Aikman and Karamat Husein, JJ.
1. This is a reference by Government under Rule 17 of the Kumaun Rules, 1894, asking for the report and opinion of this Court on certain questions arising out of an appellate decree of the Commissioner of Kumaun. The case is a difficult one. After hearing it thoroughly and ably argued by the counsel on both sides, we reply as follows:
In the suit filed in Moradabad, the plaintiff came into Court alleging a partnership between himself and the defendant. He asserted that certain property had been acquired by the defendant out of the partnership funds, and that it had been dishonestly entered by the defendant in his own name. He asked for a declaration that the property in question was partnership property, and further asked to be put in possession of one-half of it. In that plaint he referred to the existence of other property in Naini Tal and said that as he could not legally sue for it in the Moradabad Court, he would bring a separate suit for it. The Moradabad suit was afterwards withdrawn by the plaintiff, no permission being given under Section 373 of the Code of Civil Procedure to bring a fresh suit. The plaintiff afterwards filed in the Court of the Deputy Commissioner of Naini Tal the suit which has given rise to this reference. The suit is in regard to property which, according to the statements in paragraph 1 of the plaint and the evidence of the plaintiff, was partnership property as defined in Section 253 of the Contract Act. The plaintiff stated that he was in possession of this property and asked for a partition. In his plaint and in his evidence, the plaintiff alleged that he was in possession of the property in suit. The defendant denied that plaintiff was in possession. The Deputy Commissioner found that plaintiff was not in possession, and this finding was not challenged by the plaintiff in his appeal to the Commissioner. The Courts below held that the suit was barred under the provisions of Section 43 of the Code of Civil Procedure and also by Article 106 of the Limitation Act.
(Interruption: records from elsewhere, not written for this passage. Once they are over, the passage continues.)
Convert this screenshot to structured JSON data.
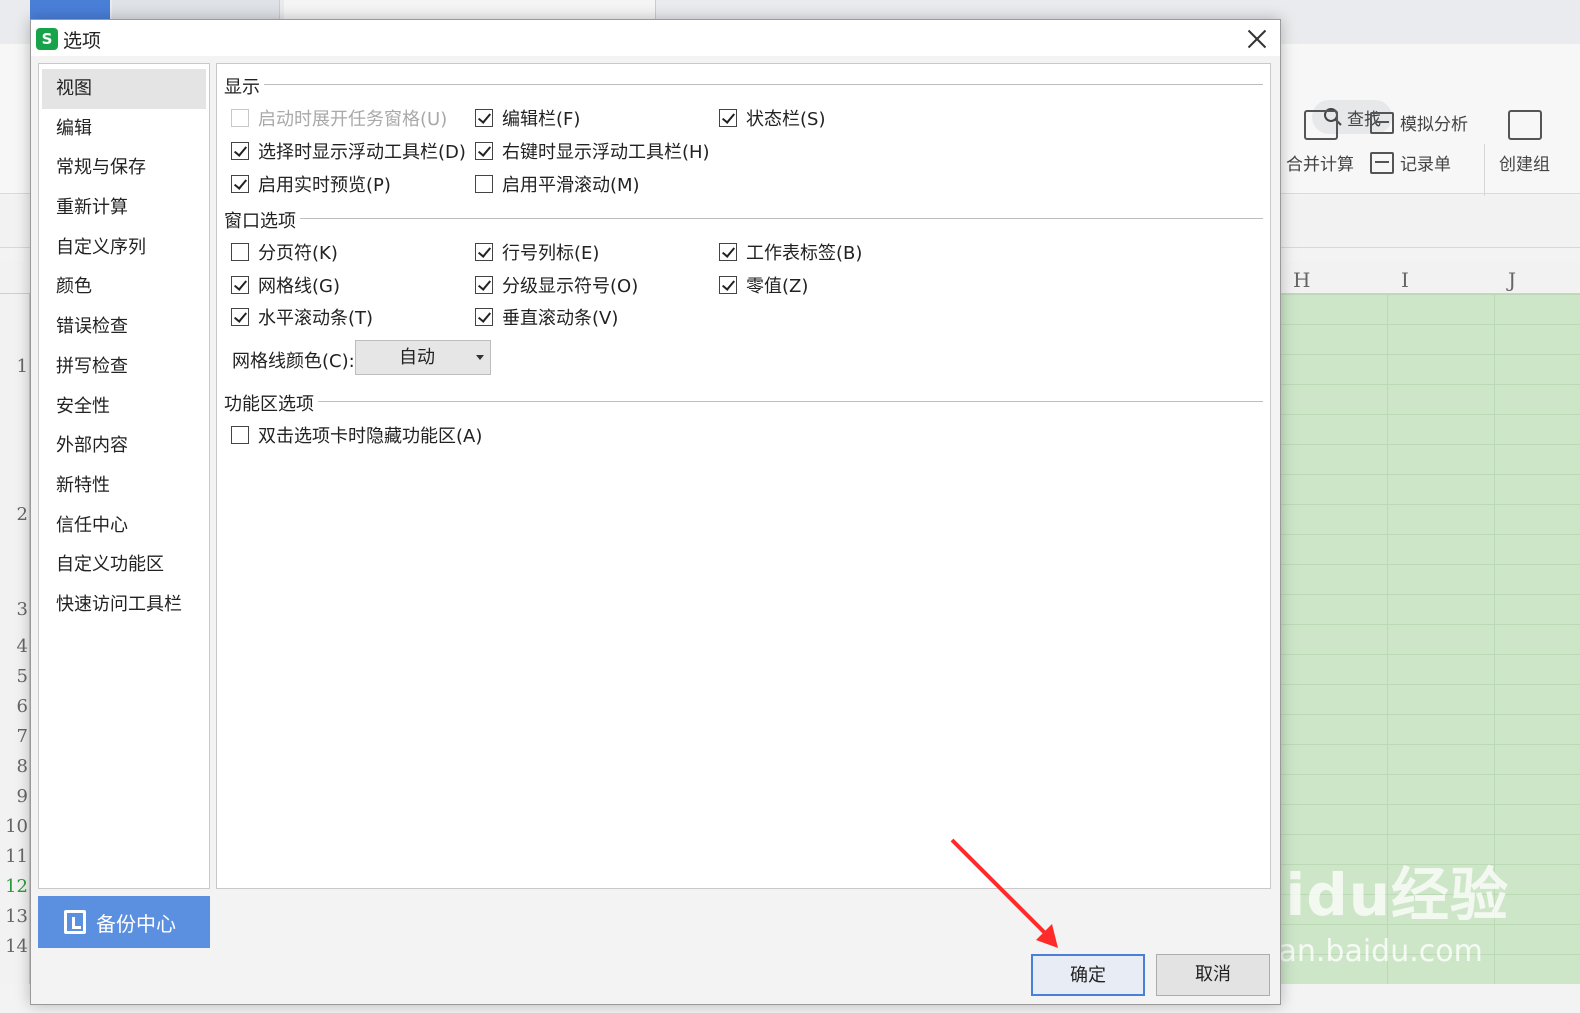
{
  "dialog": {
    "title": "选项",
    "app_icon_letter": "S",
    "nav": [
      "视图",
      "编辑",
      "常规与保存",
      "重新计算",
      "自定义序列",
      "颜色",
      "错误检查",
      "拼写检查",
      "安全性",
      "外部内容",
      "新特性",
      "信任中心",
      "自定义功能区",
      "快速访问工具栏"
    ],
    "nav_selected_index": 0,
    "backup_label": "备份中心",
    "sections": {
      "display": {
        "title": "显示",
        "options": [
          {
            "label": "启动时展开任务窗格(U)",
            "checked": false,
            "disabled": true
          },
          {
            "label": "编辑栏(F)",
            "checked": true
          },
          {
            "label": "状态栏(S)",
            "checked": true
          },
          {
            "label": "选择时显示浮动工具栏(D)",
            "checked": true
          },
          {
            "label": "右键时显示浮动工具栏(H)",
            "checked": true
          },
          {
            "label": "启用实时预览(P)",
            "checked": true
          },
          {
            "label": "启用平滑滚动(M)",
            "checked": false
          }
        ]
      },
      "window": {
        "title": "窗口选项",
        "options": [
          {
            "label": "分页符(K)",
            "checked": false
          },
          {
            "label": "行号列标(E)",
            "checked": true
          },
          {
            "label": "工作表标签(B)",
            "checked": true
          },
          {
            "label": "网格线(G)",
            "checked": true
          },
          {
            "label": "分级显示符号(O)",
            "checked": true
          },
          {
            "label": "零值(Z)",
            "checked": true
          },
          {
            "label": "水平滚动条(T)",
            "checked": true
          },
          {
            "label": "垂直滚动条(V)",
            "checked": true
          }
        ],
        "gridline_color_label": "网格线颜色(C):",
        "gridline_color_value": "自动"
      },
      "ribbon": {
        "title": "功能区选项",
        "options": [
          {
            "label": "双击选项卡时隐藏功能区(A)",
            "checked": false
          }
        ]
      }
    },
    "ok_label": "确定",
    "cancel_label": "取消"
  },
  "background": {
    "search_label": "查找",
    "ribbon": {
      "consolidate": "合并计算",
      "what_if": "模拟分析",
      "record_form": "记录单",
      "create_group": "创建组"
    },
    "columns": [
      "H",
      "I",
      "J"
    ],
    "row_numbers": [
      "1",
      "2",
      "3",
      "4",
      "5",
      "6",
      "7",
      "8",
      "9",
      "10",
      "11",
      "12",
      "13",
      "14"
    ]
  },
  "watermark": {
    "brand": "Baidu经验",
    "url": "jingyan.baidu.com"
  },
  "colors": {
    "accent": "#4a7fd8",
    "backup_button": "#5b8fe0",
    "sheet_fill": "#cde6c8",
    "app_icon": "#16a34a",
    "annotation_arrow": "#ff2a2a"
  }
}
The first question asked by the Government is--'whether, having regard to the statements in the plaints of the suits filed in Moradabad and Naini Tal, separate causes of action was disclosed, or whether the cause of action in both suits was one and the same? 'We have carefully studied the plaints, and in our opinion the cause of action in both suits was in reality one and the same, viz., a claim to property arising out of the relation of the parties as partners in the firm at Naini Tal.
The second question is--'whether, if there was only a single cause of action in both suits, the plaintiff was bound to include the claim for the Naini Tal property in the suit filed in Moradabad, and whether his omission to do so precludes the institution of the present suit?' In our opinion, the plaintiff not only might but ought to have included his present claim in the first suit, and his omission to do so precludes the institution of the present suit.
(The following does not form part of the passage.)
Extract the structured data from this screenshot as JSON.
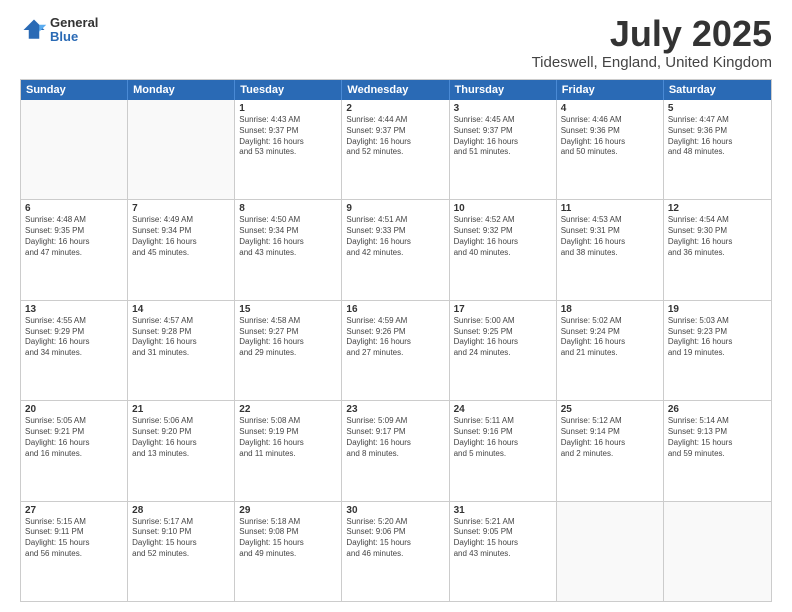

The third question is: 'did the reference to arbitration in the Moradabad suit bar the trial of that suit? If it did, is the present suit affected or not by the provisions of Section 43 of the Code of Civil Procedure?' This question appears to be based on some misconception. The parties are agreed that no reference to arbitration was made in the Moradabad suit.
The fourth question is --' does the withdrawal of the Moradabad suit without permission to bring a fresh suit, under Section 373, Civil Procedure Code, bar the present suit for the portion of the claim omitted in the previous suit?' Having regard to our answer to the second question, we answer this in the affirmative.
The fifth question is: 'is the present suit barred under Article 106 of the second Schedule of the Limitation Act (XV of 1877)?' Although the suit is not in terms a suit for a share of profits of a dissolved partnership, it is found by the Courts. below that the partner-hip was dissolved upwards of three years before the suit was instituted in Naini Tal, and as the plaintiff would not have been entitled to the relief he asked for without an account and a finding as to his share of the profits of the partnership, we hold that his present suit is barred.
2. This is our reply to the reference. In our opinion the respondent is entitled to his costs in all courts.